→ **Recorded information**
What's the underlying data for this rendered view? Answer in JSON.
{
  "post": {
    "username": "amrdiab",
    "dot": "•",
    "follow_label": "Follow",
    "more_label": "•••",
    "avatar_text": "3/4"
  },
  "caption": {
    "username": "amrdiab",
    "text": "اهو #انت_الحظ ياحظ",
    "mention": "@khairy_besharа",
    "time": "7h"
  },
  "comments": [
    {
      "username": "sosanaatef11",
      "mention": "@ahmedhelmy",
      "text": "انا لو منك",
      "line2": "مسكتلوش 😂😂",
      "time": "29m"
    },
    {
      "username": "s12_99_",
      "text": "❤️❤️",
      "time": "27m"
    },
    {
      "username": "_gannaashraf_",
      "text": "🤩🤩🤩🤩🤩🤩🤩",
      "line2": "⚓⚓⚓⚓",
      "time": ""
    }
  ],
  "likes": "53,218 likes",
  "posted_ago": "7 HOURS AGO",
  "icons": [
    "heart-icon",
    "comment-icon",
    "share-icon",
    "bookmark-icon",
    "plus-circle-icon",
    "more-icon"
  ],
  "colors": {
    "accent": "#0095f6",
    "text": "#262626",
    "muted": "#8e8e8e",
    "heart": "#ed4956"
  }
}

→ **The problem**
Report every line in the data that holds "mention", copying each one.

→ **Response box**
    "mention": "@khairy_besharа",
      "mention": "@ahmedhelmy",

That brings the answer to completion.